Illustrated: Gabriel, 2000, No. 38
RUINS OF PAESTUM - DETAIL
c 1830, Gioacchino Rinaldi
x 65 in; 50 x 164 cm)
executed at least six of these enormous views of Paestum after a painting
by the Russian artist Feodor Matveev. Each is each said to have taken take
five years to complete. Moglia also did a version of Paestum which was
shown at London’s Great Exhibition of 1851. Paestum was an ancient Greek
colony in south-east Italy which was rediscovered in the eighteenth
Silver-gilt and enamel
1/4 x 4 in.; 23.5 x 10 cm)
ecclesiastical vessel is in the Gothic revival style, with reserves of
micromosaics depicting Christian symbols, Christ and the four apostles.
The tessearae are shiny in the historicizing fashion of Christian
Byzantine mosaics. Inv. No
Illustrated in Gabriel 2000, No. 325
hardstone and gold, Rome c. 1820
½ x 2 1/8 x 7/8 in; 9 x 5.4 x 2.2 cm)
mosaic scene is in the tradition of seventeenth century Arcadian
landscapes by painters such as Nicolas Poussin and Claude Lorraine, whose
classical subjects had a revival in the late eighteenth and early
nineteenth century neo-classical period.
glass and gold, Rome c 1815-25
x 1 in; 20.5 x 4 cm)
of peasants in regional costumes were popular subjects for micromosaics
but are found less frequently than some mosaic subjects. It was commons
for small mosaic to be set into colored glass such as the blue glass
utilized in this colorful bracelet.
gold, enamel and pearls, Rome c 1850
23 in; 58.4 cm)
or Amorini were emblems of love, and were inspired by wall paintings
discovered in the second half of the eighteenth century in ancient ruins

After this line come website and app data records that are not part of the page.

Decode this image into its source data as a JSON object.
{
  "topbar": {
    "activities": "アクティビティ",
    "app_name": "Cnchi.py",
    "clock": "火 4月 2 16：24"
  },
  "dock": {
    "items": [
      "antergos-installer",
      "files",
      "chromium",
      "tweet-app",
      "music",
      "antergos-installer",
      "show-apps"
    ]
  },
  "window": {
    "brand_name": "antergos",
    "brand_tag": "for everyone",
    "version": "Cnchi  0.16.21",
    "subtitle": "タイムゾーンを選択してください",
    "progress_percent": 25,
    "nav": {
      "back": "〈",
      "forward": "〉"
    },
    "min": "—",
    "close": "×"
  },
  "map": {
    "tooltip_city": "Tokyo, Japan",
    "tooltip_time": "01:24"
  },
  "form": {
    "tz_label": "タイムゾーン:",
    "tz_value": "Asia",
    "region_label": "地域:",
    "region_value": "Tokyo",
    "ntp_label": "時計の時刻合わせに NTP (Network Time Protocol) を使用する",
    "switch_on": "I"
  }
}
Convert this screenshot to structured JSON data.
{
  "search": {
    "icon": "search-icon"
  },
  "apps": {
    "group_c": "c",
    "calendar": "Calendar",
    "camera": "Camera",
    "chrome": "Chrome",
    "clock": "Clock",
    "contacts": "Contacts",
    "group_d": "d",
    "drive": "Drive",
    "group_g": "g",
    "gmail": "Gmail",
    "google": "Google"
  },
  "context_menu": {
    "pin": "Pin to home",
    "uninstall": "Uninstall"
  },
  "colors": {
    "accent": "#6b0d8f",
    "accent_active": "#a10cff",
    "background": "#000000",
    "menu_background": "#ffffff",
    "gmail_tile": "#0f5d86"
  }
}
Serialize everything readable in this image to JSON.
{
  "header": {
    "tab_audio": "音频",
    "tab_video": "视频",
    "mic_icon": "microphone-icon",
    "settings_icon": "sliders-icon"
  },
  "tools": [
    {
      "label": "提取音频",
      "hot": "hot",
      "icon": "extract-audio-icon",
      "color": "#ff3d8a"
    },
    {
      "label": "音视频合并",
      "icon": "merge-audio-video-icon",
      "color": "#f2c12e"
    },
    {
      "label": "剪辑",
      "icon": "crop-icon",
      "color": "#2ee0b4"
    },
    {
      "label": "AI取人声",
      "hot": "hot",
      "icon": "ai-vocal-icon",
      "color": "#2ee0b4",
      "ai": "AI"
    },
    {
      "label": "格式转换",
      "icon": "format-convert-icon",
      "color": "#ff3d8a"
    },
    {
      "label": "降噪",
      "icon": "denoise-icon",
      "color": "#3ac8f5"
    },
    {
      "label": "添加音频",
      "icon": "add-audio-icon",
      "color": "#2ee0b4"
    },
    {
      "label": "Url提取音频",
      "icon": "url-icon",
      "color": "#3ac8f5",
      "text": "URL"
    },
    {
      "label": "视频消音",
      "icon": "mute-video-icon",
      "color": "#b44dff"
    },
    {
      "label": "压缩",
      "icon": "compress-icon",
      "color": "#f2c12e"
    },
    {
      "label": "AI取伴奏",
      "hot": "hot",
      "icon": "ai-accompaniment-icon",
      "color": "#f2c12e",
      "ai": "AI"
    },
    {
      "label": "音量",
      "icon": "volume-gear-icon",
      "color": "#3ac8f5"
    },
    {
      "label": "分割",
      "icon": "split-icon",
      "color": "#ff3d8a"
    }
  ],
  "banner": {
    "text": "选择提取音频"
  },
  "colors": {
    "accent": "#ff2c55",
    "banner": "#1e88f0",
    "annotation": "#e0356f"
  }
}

such as those at Herculaneum and Pompeii.
Illustrated in Gabriel 2000, No.180
mosaic and gold
Necklace: 17 1/4 In; 45 cm)
1870 a revival of historical and archaeological styles emerged in jewelry
which utilized images and techniques from past cultures. Early Christian
religious mosaics of glass were an inspiration for the design of this
jewelry suite which uses symbols such as the chi-rho and the dove, both
symbols of Christ.
Illustrated in Gabriel 2000, No.
MINIATURE GLASS MOSAIC BROOCHES
glass mosaic, 20th Century
After the decline of high quality micromosaics, a tourist industry developed which produced mosaic jewelry and "smalls", even to this day. These piece, made after about 1900, are a genre of their own. For the most part, they are crudely executed, unpolished, and use relatively large glass tesserae, set into rope-twist wire and metal mounts. In the current market they are incorrectly referred to as "Micromosaics". Here are some examples purchased on the Internet for around $10.00 U.S. each.
in Gabriel, 2000, No. 53.
© 2002 Jeanette Hanisee Gabriel, All Rights Reserved. Images ©2002 Gilbert Collection unless otherwise noted.